Thirty-nine-and-half-year-old Leigh-Anne Drakes, who signs off her mails as a “curious nose”, says she had been disinterested in the perfume industry, until 10 years ago, when she noticed a shift in the space. As she explains, “Technological advancements and the utter genius of noses like Sissel Tolaas had begun to slowly displace the old, steadfast perfume traditions, the samey nonsense that clutters the commercial perfume shelves and introduced a far more interesting, conceptual space for scents that are still highly wearable.”
The photographer, who has also worked in fashion, production, and advertising decided to study perfume and chemistry, and last month launched *Apartment, a niche perfumery.
What’s your first significant scent memory and did it in any way shape your own fragrance choices and how you developed *Apartment? There are a few, and they are, oddly, all floor-related. Perhaps it’s the proximity of one’s nose to the floor as a child? The blue synthetic carpets in my mother’s bedroom, the red stoep bricks after rain, the freshly laid black-and-white linoleum tiles in the kitchen of the same house. I’ve never actually stopped to consider that this may have altered the course of what piques my curiosity as I have always been interested in the more peculiar, left-field smells.
What are some of your favourite scents or smells? Cut lawn, skin, rubber, wet red brick, paint, air, violet leaf, burnt things.
What’s a fragrance you wish you had created? Comme des Garçons EDP of 2011. One of its notes is brown packing tape — enough said.
How long did it take it to develop *Apartment? Four years, of which some time was spent studying chemistry, much time was spent developing the scents, and a pit stop was made for the birth of my (glorious-smelling) son.
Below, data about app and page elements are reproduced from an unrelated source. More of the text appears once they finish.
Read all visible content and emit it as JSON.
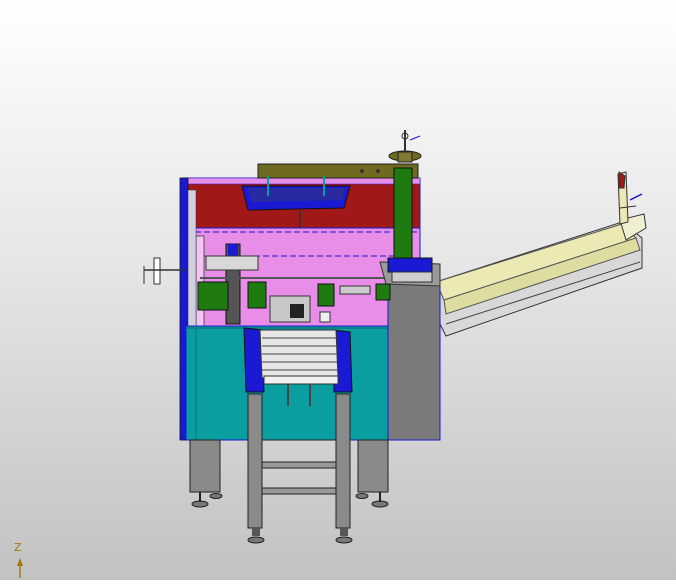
{
  "viewport": {
    "background_top": "#ffffff",
    "background_bottom": "#c2c2c2"
  },
  "model": {
    "colors": {
      "frame_teal": "#0a9ea0",
      "panel_pink": "#e88ee8",
      "panel_red": "#a11818",
      "conveyor_cream": "#ece9b4",
      "post_green": "#1f7a10",
      "outline_blue": "#1a1ad4",
      "side_cabinet_gray": "#7a7a7a",
      "leg_gray": "#8a8a8a",
      "roller_white": "#e6e6e6",
      "olive_bar": "#6e6a20"
    }
  },
  "triad": {
    "axis_label": "Z",
    "color": "#a07a10"
  }
}
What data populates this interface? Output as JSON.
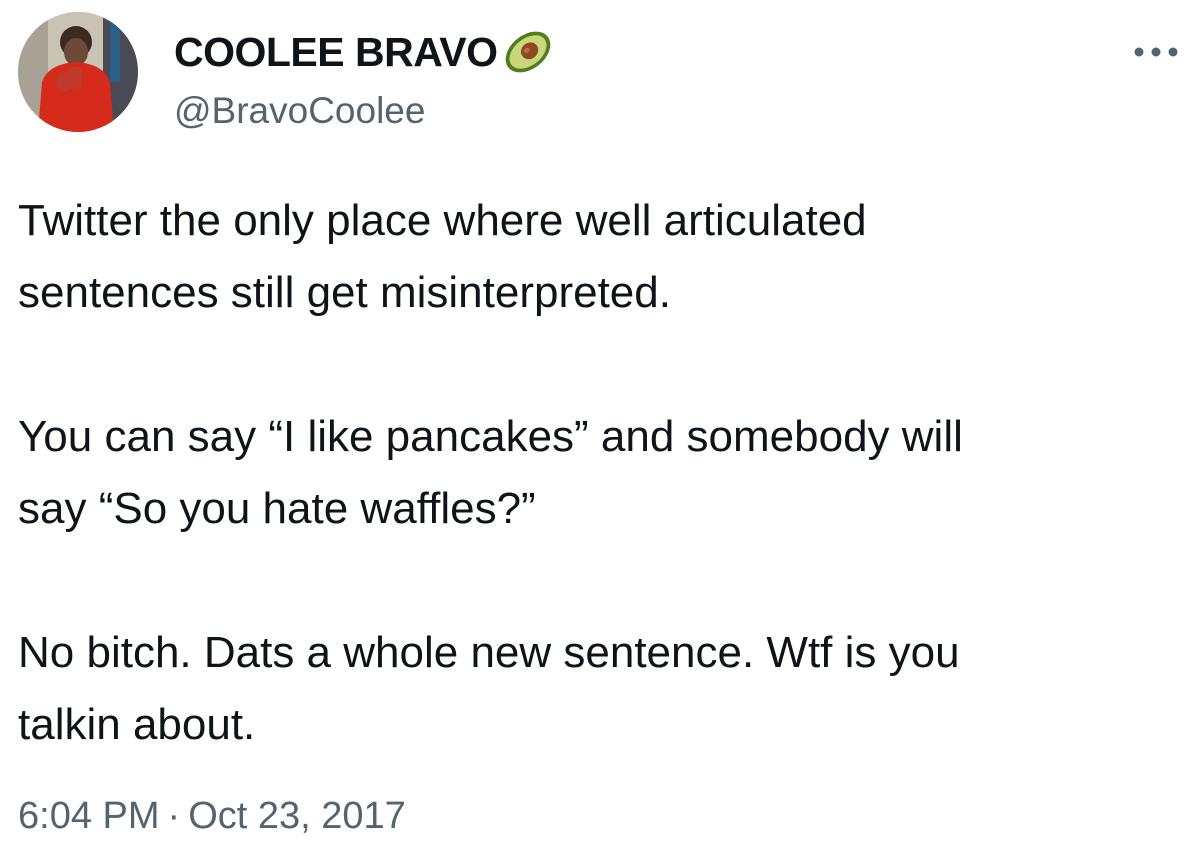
{
  "author": {
    "display_name": "COOLEE BRAVO",
    "emoji_icon": "avocado-icon",
    "handle": "@BravoCoolee",
    "avatar_icon": "profile-photo-person-red-hoodie"
  },
  "menu": {
    "icon": "more-horizontal-icon"
  },
  "tweet": {
    "paragraphs": [
      "Twitter the only place where well articulated\nsentences still get misinterpreted.",
      "You can say “I like pancakes” and somebody will\nsay “So you hate waffles?”",
      "No bitch. Dats a whole new sentence. Wtf is you\ntalkin about."
    ]
  },
  "meta": {
    "time": "6:04 PM",
    "separator": "·",
    "date": "Oct 23, 2017"
  },
  "colors": {
    "text_primary": "#0f1419",
    "text_secondary": "#536471",
    "background": "#ffffff"
  }
}
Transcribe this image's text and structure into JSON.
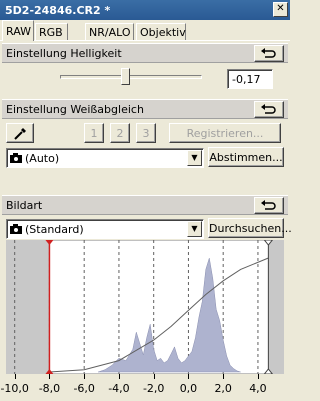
{
  "window": {
    "title": "5D2-24846.CR2 *",
    "close_glyph": "✕"
  },
  "tabs": [
    {
      "label": "RAW",
      "active": true
    },
    {
      "label": "RGB"
    },
    {
      "label": "NR/ALO"
    },
    {
      "label": "Objektiv"
    }
  ],
  "brightness": {
    "section_title": "Einstellung Helligkeit",
    "reset_icon": "reset-arrow-icon",
    "value": "-0,17",
    "slider_fraction": 0.46
  },
  "white_balance": {
    "section_title": "Einstellung Weißabgleich",
    "reset_icon": "reset-arrow-icon",
    "eyedropper_icon": "eyedropper-icon",
    "slots": [
      "1",
      "2",
      "3"
    ],
    "register_label": "Registrieren...",
    "preset_icon": "camera-icon",
    "preset_value": "(Auto)",
    "finetune_label": "Abstimmen..."
  },
  "picture_style": {
    "section_title": "Bildart",
    "reset_icon": "reset-arrow-icon",
    "preset_icon": "camera-icon",
    "preset_value": "(Standard)",
    "browse_label": "Durchsuchen..."
  },
  "chart_data": {
    "type": "area",
    "title": "",
    "xlabel": "",
    "ylabel": "",
    "xlim": [
      -10.5,
      5.5
    ],
    "ticks": [
      "-10,0",
      "-8,0",
      "-6,0",
      "-4,0",
      "-2,0",
      "0,0",
      "2,0",
      "4,0"
    ],
    "tick_values": [
      -10,
      -8,
      -6,
      -4,
      -2,
      0,
      2,
      4
    ],
    "black_point": -8.0,
    "white_point": 4.6,
    "histogram": {
      "x": [
        -5.2,
        -4.8,
        -4.4,
        -4.0,
        -3.6,
        -3.2,
        -3.0,
        -2.8,
        -2.6,
        -2.4,
        -2.2,
        -2.0,
        -1.8,
        -1.6,
        -1.4,
        -1.2,
        -1.0,
        -0.8,
        -0.6,
        -0.4,
        -0.2,
        0.0,
        0.2,
        0.4,
        0.6,
        0.8,
        1.0,
        1.2,
        1.4,
        1.6,
        1.8,
        2.0,
        2.2,
        2.4,
        2.6,
        2.8,
        3.0
      ],
      "y": [
        0.0,
        0.02,
        0.06,
        0.12,
        0.1,
        0.2,
        0.35,
        0.25,
        0.15,
        0.3,
        0.42,
        0.2,
        0.1,
        0.12,
        0.08,
        0.1,
        0.16,
        0.22,
        0.12,
        0.08,
        0.1,
        0.14,
        0.18,
        0.3,
        0.48,
        0.62,
        0.9,
        1.0,
        0.82,
        0.55,
        0.45,
        0.28,
        0.14,
        0.06,
        0.03,
        0.01,
        0.0
      ]
    },
    "curve": {
      "x": [
        -8.0,
        -6.0,
        -4.0,
        -2.0,
        -1.0,
        0.0,
        1.0,
        2.0,
        3.0,
        4.6
      ],
      "y": [
        0.0,
        0.02,
        0.1,
        0.28,
        0.4,
        0.54,
        0.68,
        0.8,
        0.9,
        1.0
      ]
    },
    "colors": {
      "fill": "#aeb3cf",
      "plot_bg": "#ffffff",
      "clip_bg": "#c8c8c8",
      "black_marker": "#d02020"
    }
  }
}
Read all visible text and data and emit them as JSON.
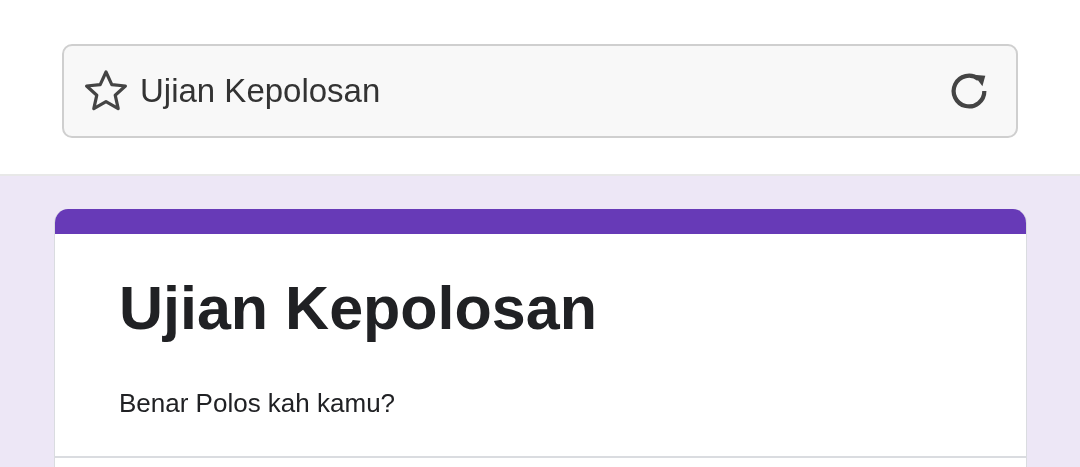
{
  "address_bar": {
    "value": "Ujian Kepolosan"
  },
  "form": {
    "title": "Ujian Kepolosan",
    "description": "Benar Polos kah kamu?"
  }
}
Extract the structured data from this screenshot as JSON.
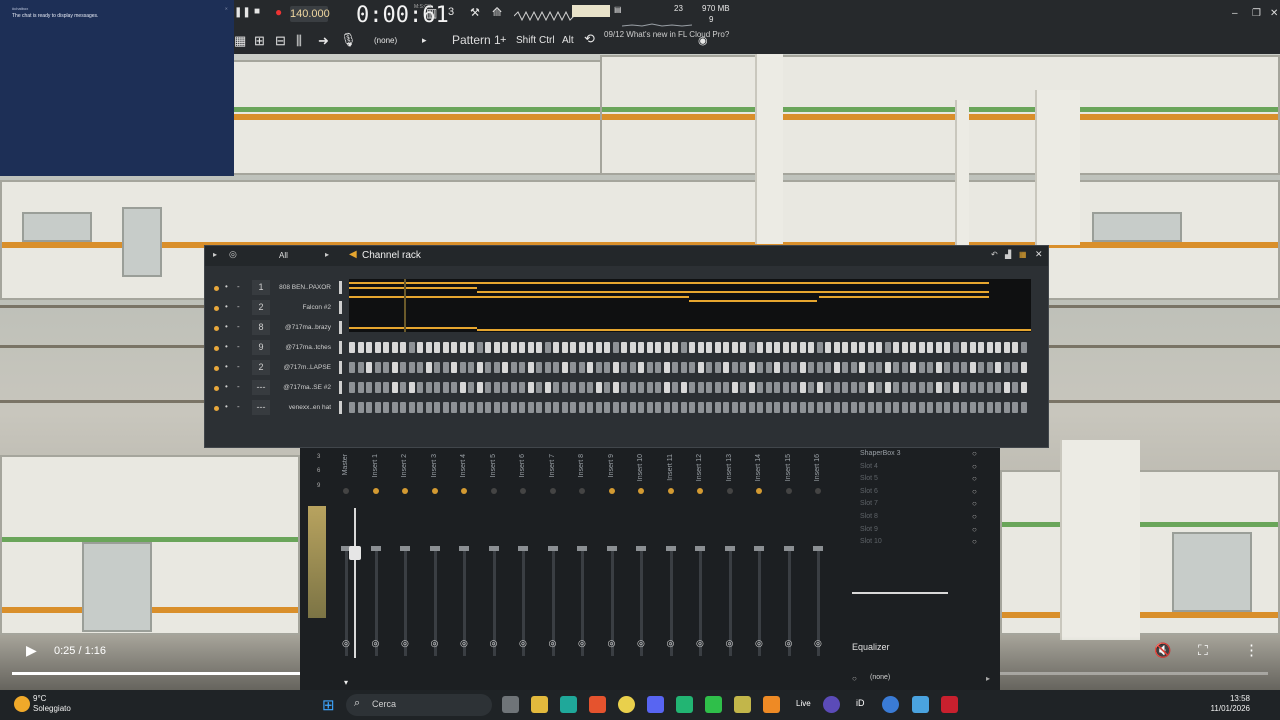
{
  "chat": {
    "title": "#chatbox",
    "message": "The chat is ready to display messages."
  },
  "toolbar": {
    "tempo": "140.000",
    "time": "0:00:61",
    "time_unit": "M:S:CS",
    "cpu": "23",
    "memory": "970 MB",
    "polyphony": "9",
    "input_none": "(none)",
    "pattern": "Pattern 1",
    "shift": "Shift",
    "ctrl": "Ctrl",
    "alt": "Alt",
    "news_date": "09/12",
    "news_text": "What's new in FL Cloud Pro?"
  },
  "rack": {
    "filter": "All",
    "title": "Channel rack",
    "channels": [
      {
        "num": "1",
        "name": "808 BEN..PAXOR"
      },
      {
        "num": "2",
        "name": "Falcon #2"
      },
      {
        "num": "8",
        "name": "@717ma..brazy"
      },
      {
        "num": "9",
        "name": "@717ma..tches"
      },
      {
        "num": "2",
        "name": "@717m..LAPSE"
      },
      {
        "num": "---",
        "name": "@717ma..SE #2"
      },
      {
        "num": "---",
        "name": "venexx..en hat"
      }
    ]
  },
  "mixer": {
    "tracks": [
      "Master",
      "Insert 1",
      "Insert 2",
      "Insert 3",
      "Insert 4",
      "Insert 5",
      "Insert 6",
      "Insert 7",
      "Insert 8",
      "Insert 9",
      "Insert 10",
      "Insert 11",
      "Insert 12",
      "Insert 13",
      "Insert 14",
      "Insert 15",
      "Insert 16"
    ],
    "slots": [
      "ShaperBox 3",
      "Slot 4",
      "Slot 5",
      "Slot 6",
      "Slot 7",
      "Slot 8",
      "Slot 9",
      "Slot 10"
    ],
    "eq_label": "Equalizer",
    "output": "(none)",
    "scale": [
      "3",
      "6",
      "9"
    ]
  },
  "video": {
    "time": "0:25 / 1:16",
    "progress": 0.329
  },
  "taskbar": {
    "temp": "9°C",
    "weather": "Soleggiato",
    "search": "Cerca",
    "live": "Live",
    "time": "13:58",
    "date": "11/01/2026"
  },
  "colors": {
    "accent": "#e6a62f",
    "chat_bg": "#1d2f56"
  }
}
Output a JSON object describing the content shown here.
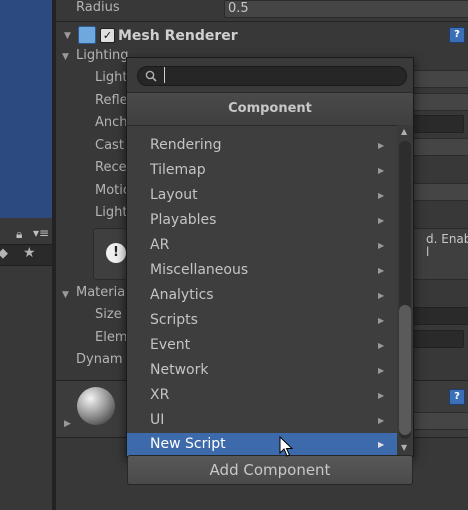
{
  "inspector": {
    "radius": {
      "label": "Radius",
      "value": "0.5"
    },
    "component_title": "Mesh Renderer",
    "lighting_label": "Lighting",
    "rows_truncated": [
      "Light",
      "Refle",
      "Anch",
      "Cast",
      "Rece",
      "Motic",
      "Light"
    ],
    "warning_text": "d. Enable\nl",
    "materials_label": "Materia",
    "size_label": "Size",
    "element_label": "Elem",
    "dynamic_label": "Dynam"
  },
  "popup": {
    "search": {
      "placeholder": "",
      "value": ""
    },
    "header": "Component",
    "items": [
      {
        "label": "Rendering"
      },
      {
        "label": "Tilemap"
      },
      {
        "label": "Layout"
      },
      {
        "label": "Playables"
      },
      {
        "label": "AR"
      },
      {
        "label": "Miscellaneous"
      },
      {
        "label": "Analytics"
      },
      {
        "label": "Scripts"
      },
      {
        "label": "Event"
      },
      {
        "label": "Network"
      },
      {
        "label": "XR"
      },
      {
        "label": "UI"
      },
      {
        "label": "New Script"
      }
    ],
    "selected_item": "New Script"
  },
  "add_component_label": "Add Component",
  "colors": {
    "background": "#383838",
    "scene_blue": "#2c4a7e",
    "selection": "#3d6aab",
    "help_icon": "#3b6fb8"
  },
  "icons": [
    "search-icon",
    "lock-icon",
    "menu-icon",
    "tag-icon",
    "star-icon",
    "mesh-renderer-icon",
    "help-icon",
    "warning-icon",
    "material-sphere-icon",
    "submenu-arrow-icon",
    "scroll-up-icon",
    "scroll-down-icon",
    "cursor-icon"
  ]
}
Did you formulate the scents to be unisex? Yes. I think people should be able to smell however the hell they want.
What inspired one of your signature scents, Please Wait Here? Trips to Japan. They always made me feel like I was looking through a View-Master — that slight discomfort of single images that sparks curiosity. I tried to capture this through using, among other materials, the complex, terpene-rich notes of hinoki, which is a Japanese cypress often used to build traditional Japanese baths known as onsen.
… and the other scents in the range?
Ah, let us meet the girls. There are currently six in the line: Forgetting Sandra’s Emails, The Other Details Were Hazy, Please and Thank You, Page 128 Was Missing, Done in Straight Lines, and Please Wait Here.
What was the inspiration behind some of the names? This is something I get asked often and I’m yet to come up with a sufficient answer. They just sort of, come to me? Sometimes they arrive in my head before I develop the scent and they influence how it’s formed, and other times after the scent is finished and has revealed its character to me.
• From the December edition of Wanted 2019.